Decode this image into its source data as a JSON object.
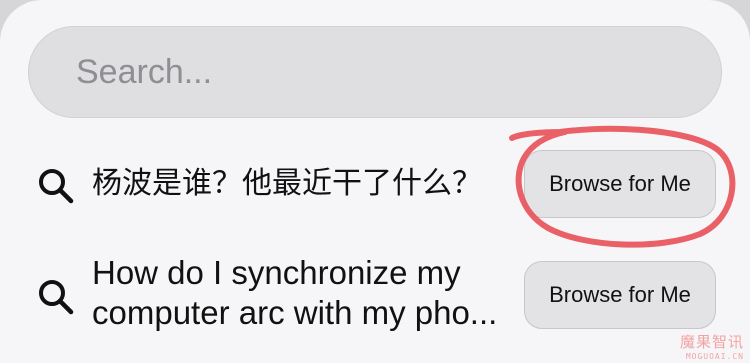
{
  "search": {
    "placeholder": "Search...",
    "value": ""
  },
  "suggestions": [
    {
      "icon": "magnifying-glass-icon",
      "text": "杨波是谁？他最近干了什么？",
      "button_label": "Browse for Me"
    },
    {
      "icon": "magnifying-glass-icon",
      "text_lines": [
        "How do I synchronize my",
        "computer arc with my pho..."
      ],
      "button_label": "Browse for Me"
    }
  ],
  "annotation": {
    "shape": "hand-drawn-circle",
    "target": "first Browse for Me button",
    "color": "#e8525a"
  },
  "watermark": {
    "text_cn": "魔果智讯",
    "text_en": "MOGUOAI.CN"
  },
  "colors": {
    "panel_background": "#f6f6f8",
    "search_field": "#dfdfe2",
    "button_background": "#e3e3e6",
    "placeholder": "#8e8e93",
    "annotation": "#e8525a"
  }
}
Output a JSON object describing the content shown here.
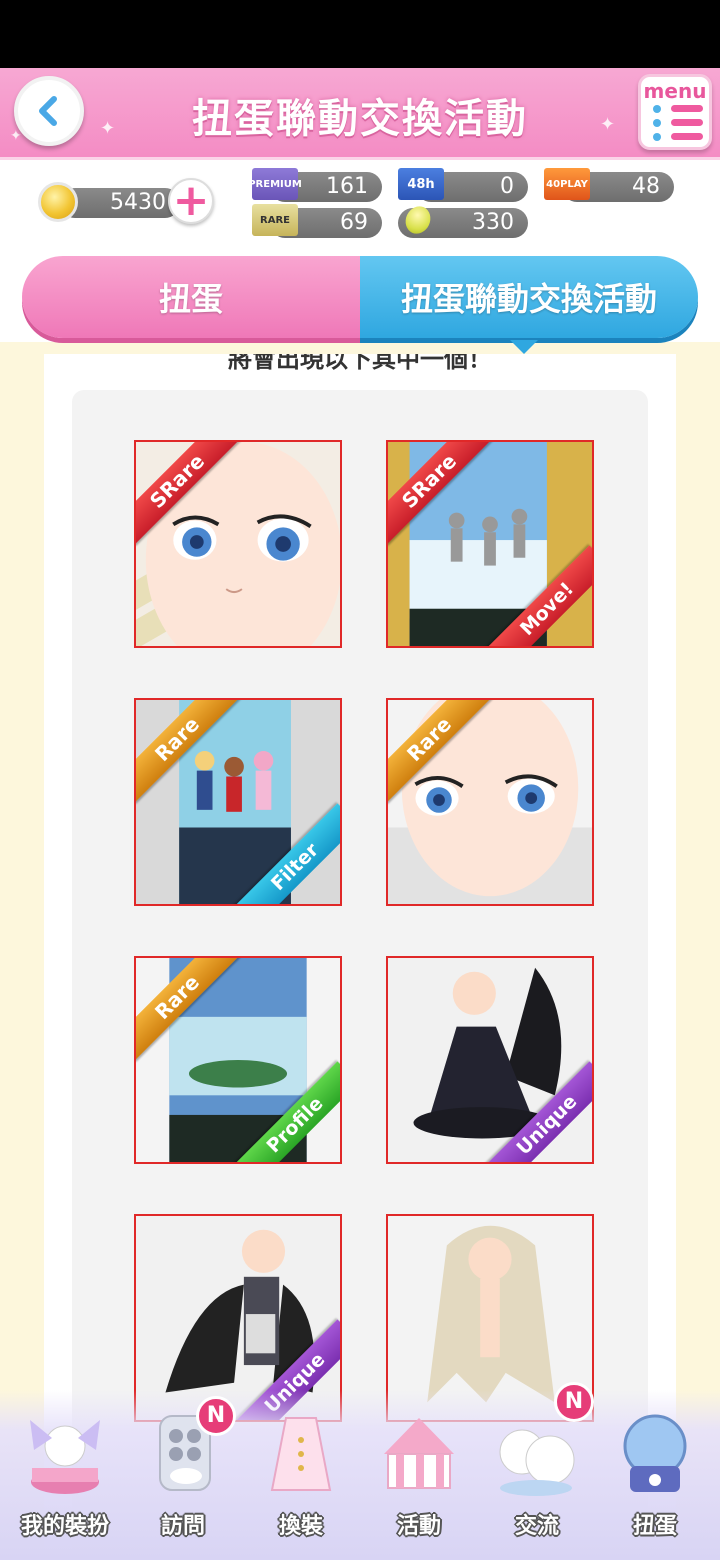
{
  "header": {
    "title": "扭蛋聯動交換活動",
    "menu_label": "menu"
  },
  "currency": {
    "coins": "5430",
    "premium_tickets": "161",
    "ticket_48h": "0",
    "ticket_40play": "48",
    "rare_tickets": "69",
    "lemons": "330",
    "ticket_labels": {
      "premium": "PREMIUM",
      "h48": "48h",
      "play40": "40PLAY",
      "rare": "RARE"
    }
  },
  "tabs": [
    {
      "label": "扭蛋",
      "active": false
    },
    {
      "label": "扭蛋聯動交換活動",
      "active": true
    }
  ],
  "notice": "將會出現以下其中一個！",
  "items": [
    {
      "rarity": "SRare",
      "type": "",
      "kind": "face"
    },
    {
      "rarity": "SRare",
      "type": "Move!",
      "kind": "background"
    },
    {
      "rarity": "Rare",
      "type": "Filter",
      "kind": "filter"
    },
    {
      "rarity": "Rare",
      "type": "",
      "kind": "face"
    },
    {
      "rarity": "Rare",
      "type": "Profile",
      "kind": "background"
    },
    {
      "rarity": "",
      "type": "Unique",
      "kind": "dress"
    },
    {
      "rarity": "",
      "type": "Unique",
      "kind": "outfit"
    },
    {
      "rarity": "",
      "type": "",
      "kind": "hair"
    }
  ],
  "nav": [
    {
      "label": "我的裝扮",
      "badge": ""
    },
    {
      "label": "訪問",
      "badge": "N"
    },
    {
      "label": "換裝",
      "badge": ""
    },
    {
      "label": "活動",
      "badge": ""
    },
    {
      "label": "交流",
      "badge": "N"
    },
    {
      "label": "扭蛋",
      "badge": ""
    }
  ]
}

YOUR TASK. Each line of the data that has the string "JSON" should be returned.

ANSWER FOR THIS EXERCISE.
Decode this image into its source data as a JSON object.
Output a JSON object describing the content shown here.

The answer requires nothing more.